As the sexual relationship is established, the predator will work to keep control over the victim and the continuing interaction. The predator will likely try to manipulate the victim by introducing feelings of guilt, or even threats, or employ the opposite strategy of continuing to have the victim feel special and desired. In any event, the predator might continue to exploit the victim with means available to maintain the immoral physical relationship.
Impacts on Abuse Survivors
When the grooming increases as planned by the predator, the victim, being made to feel special, will likely respond affirmatively to the actions. The predator, through these well planned and executed grooming behaviors and activities, seeks to re-work and remove the moral confines of the targeted student. Since the victim participated in the re-calibration, he frequently has deep feelings of guilt, initially blaming herself for the incident and hesitant to report it.
Furthermore, beyond the abuse has been revealed, victims of private school abuse are often exposed to discreet social pressure and intimidation, like being bullied, isolation from their peers, or retaliation from administrators. Especially at private schools, where education is rigorous, competition can be fierce and social circles small, survivors of abuse can be readily isolated and socially abused. Exposed to such reactions, many private school abuse survivors that have reported the abuse leave school. Others, fighting with the prospect of the isolation and social persecution, report the abuse decades later. In either situation, the impact can be severe and life-altering.
Some abuse survivors deal with from long-term effects of the abuse including depression, anxiety, post-traumatic stress, low self-esteem, suicidal thoughts, substance abuse, restless sleeping and eating patterns, and trouble establishing and keeping healthy relationships. Individual therapy and support groups might assist survivors get past these effects.
Legally, a victim of boarding school abuse may recover financial compensation from the predator and more frequently, from the school for its failure to protect the student from the predator, as well as failures or negligence in its process of reviewing and replying to the survivor’s report of the abuse. If you are a survivor of boarding school abuse and would like to confidentially review your situation and learn of your legal options at no cost or obligation, we are ready to talk with you.

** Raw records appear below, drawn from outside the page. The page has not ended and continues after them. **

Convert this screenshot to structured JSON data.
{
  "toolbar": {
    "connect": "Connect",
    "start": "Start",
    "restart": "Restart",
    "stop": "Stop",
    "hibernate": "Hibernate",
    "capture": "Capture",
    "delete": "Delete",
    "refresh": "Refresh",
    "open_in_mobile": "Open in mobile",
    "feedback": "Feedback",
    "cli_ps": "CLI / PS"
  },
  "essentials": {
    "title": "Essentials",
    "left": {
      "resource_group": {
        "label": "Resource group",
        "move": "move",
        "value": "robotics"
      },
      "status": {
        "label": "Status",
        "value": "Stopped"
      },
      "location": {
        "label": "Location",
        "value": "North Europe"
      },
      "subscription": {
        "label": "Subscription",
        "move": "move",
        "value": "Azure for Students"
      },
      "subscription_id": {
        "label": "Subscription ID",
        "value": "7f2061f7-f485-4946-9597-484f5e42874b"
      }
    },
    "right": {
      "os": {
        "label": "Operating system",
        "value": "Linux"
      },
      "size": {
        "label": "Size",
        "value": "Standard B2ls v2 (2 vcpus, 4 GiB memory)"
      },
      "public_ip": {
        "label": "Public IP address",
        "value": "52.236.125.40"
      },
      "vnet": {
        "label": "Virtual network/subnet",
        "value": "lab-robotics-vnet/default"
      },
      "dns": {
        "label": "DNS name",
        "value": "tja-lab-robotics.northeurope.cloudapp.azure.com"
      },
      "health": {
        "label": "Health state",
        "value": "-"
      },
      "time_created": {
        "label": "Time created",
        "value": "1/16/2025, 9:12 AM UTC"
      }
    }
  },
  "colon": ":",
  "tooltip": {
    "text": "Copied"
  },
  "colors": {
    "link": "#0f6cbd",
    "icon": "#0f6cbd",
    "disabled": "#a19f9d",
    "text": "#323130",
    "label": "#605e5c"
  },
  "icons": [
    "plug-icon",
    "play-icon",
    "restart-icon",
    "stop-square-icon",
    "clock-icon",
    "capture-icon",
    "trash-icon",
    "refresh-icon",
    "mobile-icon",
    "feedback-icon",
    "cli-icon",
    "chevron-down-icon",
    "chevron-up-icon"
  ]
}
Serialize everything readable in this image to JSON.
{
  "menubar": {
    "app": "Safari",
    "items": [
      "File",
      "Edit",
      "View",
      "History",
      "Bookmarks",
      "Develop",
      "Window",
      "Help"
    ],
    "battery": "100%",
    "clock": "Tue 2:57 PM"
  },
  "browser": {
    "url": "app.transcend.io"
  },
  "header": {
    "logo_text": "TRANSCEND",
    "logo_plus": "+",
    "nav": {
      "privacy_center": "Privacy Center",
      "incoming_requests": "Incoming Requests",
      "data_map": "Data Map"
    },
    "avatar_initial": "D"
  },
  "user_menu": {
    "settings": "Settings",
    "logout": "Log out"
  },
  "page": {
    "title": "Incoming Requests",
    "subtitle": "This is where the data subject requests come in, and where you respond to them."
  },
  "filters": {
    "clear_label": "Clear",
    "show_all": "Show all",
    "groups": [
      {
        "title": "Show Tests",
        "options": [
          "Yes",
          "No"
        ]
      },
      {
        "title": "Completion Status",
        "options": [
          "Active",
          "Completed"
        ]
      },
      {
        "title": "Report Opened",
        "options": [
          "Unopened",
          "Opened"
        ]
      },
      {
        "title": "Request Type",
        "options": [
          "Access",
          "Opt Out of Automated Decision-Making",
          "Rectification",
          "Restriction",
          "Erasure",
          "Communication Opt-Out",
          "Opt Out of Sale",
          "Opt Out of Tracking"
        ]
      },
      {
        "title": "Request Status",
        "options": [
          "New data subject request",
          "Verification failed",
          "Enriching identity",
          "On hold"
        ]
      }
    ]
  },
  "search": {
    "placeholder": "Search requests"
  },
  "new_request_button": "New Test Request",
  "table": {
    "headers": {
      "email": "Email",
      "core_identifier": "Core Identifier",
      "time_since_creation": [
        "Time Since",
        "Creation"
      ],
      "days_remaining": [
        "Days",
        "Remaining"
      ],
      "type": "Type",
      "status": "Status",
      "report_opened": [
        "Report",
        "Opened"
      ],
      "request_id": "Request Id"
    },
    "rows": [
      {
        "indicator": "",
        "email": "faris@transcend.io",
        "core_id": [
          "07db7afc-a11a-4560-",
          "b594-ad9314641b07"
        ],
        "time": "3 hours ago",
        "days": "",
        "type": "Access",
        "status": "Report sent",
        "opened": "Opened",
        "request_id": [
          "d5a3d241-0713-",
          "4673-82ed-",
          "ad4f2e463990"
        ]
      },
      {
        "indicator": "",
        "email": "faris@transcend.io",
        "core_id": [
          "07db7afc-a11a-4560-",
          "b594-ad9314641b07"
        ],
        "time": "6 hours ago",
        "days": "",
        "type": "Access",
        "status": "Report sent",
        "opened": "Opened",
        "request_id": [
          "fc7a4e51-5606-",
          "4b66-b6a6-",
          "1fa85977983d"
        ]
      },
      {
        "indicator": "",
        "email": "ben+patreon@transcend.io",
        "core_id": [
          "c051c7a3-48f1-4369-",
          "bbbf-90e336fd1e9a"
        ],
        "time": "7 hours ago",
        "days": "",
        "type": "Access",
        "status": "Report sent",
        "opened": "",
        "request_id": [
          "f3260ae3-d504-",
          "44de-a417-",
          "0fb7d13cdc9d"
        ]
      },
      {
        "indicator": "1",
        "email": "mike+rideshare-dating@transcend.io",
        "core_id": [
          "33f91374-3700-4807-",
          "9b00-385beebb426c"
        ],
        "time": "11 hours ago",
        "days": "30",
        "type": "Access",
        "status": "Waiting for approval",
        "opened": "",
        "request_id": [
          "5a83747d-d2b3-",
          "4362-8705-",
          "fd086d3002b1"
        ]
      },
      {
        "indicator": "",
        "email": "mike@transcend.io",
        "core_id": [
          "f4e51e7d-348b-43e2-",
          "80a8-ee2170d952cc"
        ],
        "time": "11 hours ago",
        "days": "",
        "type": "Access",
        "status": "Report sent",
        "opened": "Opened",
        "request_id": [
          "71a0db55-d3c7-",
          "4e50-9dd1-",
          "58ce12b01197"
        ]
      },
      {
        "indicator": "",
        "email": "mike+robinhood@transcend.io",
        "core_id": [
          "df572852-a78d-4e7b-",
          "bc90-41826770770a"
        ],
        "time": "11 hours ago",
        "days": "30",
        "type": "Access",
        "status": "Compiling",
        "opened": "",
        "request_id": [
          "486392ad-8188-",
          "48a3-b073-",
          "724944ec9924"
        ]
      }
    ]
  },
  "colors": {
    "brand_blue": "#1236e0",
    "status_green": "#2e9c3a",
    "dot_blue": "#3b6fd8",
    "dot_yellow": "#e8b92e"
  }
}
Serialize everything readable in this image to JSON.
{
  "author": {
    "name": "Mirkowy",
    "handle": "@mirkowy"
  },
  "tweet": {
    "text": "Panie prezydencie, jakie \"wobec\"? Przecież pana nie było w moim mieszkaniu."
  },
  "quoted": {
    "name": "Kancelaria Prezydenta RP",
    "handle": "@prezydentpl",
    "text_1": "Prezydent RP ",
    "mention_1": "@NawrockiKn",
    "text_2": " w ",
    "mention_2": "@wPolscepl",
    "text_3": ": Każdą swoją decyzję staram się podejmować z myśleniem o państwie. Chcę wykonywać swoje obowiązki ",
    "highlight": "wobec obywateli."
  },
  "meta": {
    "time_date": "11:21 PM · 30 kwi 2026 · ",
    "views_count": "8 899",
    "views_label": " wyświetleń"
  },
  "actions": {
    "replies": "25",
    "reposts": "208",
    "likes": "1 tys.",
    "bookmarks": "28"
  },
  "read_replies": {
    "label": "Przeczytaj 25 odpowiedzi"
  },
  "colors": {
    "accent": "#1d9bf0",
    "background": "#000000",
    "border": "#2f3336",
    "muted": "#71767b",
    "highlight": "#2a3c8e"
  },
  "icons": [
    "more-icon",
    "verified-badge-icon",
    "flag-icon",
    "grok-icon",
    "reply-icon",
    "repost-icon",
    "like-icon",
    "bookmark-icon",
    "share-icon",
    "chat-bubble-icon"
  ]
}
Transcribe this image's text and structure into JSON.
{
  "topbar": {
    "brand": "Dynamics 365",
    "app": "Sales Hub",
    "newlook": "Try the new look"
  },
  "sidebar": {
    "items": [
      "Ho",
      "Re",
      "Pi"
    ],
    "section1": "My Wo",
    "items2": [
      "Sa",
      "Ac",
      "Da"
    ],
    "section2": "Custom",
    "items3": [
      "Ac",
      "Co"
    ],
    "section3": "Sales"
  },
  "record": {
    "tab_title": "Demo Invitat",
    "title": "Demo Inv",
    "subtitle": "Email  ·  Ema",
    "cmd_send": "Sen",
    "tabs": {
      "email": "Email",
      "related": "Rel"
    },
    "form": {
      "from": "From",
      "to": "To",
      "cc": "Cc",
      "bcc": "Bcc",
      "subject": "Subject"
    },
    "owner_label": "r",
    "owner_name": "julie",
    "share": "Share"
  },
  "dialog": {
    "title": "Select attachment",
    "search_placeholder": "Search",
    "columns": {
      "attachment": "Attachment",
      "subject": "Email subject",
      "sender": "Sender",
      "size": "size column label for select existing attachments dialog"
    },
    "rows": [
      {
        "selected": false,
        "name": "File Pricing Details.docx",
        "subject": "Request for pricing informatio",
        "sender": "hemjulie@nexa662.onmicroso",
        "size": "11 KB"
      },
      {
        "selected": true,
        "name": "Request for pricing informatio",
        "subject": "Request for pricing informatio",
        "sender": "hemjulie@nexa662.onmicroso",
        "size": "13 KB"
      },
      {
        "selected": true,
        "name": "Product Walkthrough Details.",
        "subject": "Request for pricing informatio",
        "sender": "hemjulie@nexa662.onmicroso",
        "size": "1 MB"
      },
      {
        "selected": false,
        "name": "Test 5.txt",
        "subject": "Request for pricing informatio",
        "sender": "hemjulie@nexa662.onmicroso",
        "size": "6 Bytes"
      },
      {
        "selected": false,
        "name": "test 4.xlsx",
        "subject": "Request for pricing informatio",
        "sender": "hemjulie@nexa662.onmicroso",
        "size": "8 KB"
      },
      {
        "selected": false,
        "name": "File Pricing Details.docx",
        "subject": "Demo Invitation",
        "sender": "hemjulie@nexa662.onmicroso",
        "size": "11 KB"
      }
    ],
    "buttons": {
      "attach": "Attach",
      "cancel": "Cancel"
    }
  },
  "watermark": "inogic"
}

It’s important for a survivor to remember that experiencing assault is not your fault. The attorneys at Meneo Law Group are committed to bringing those who committed the the assault to justice.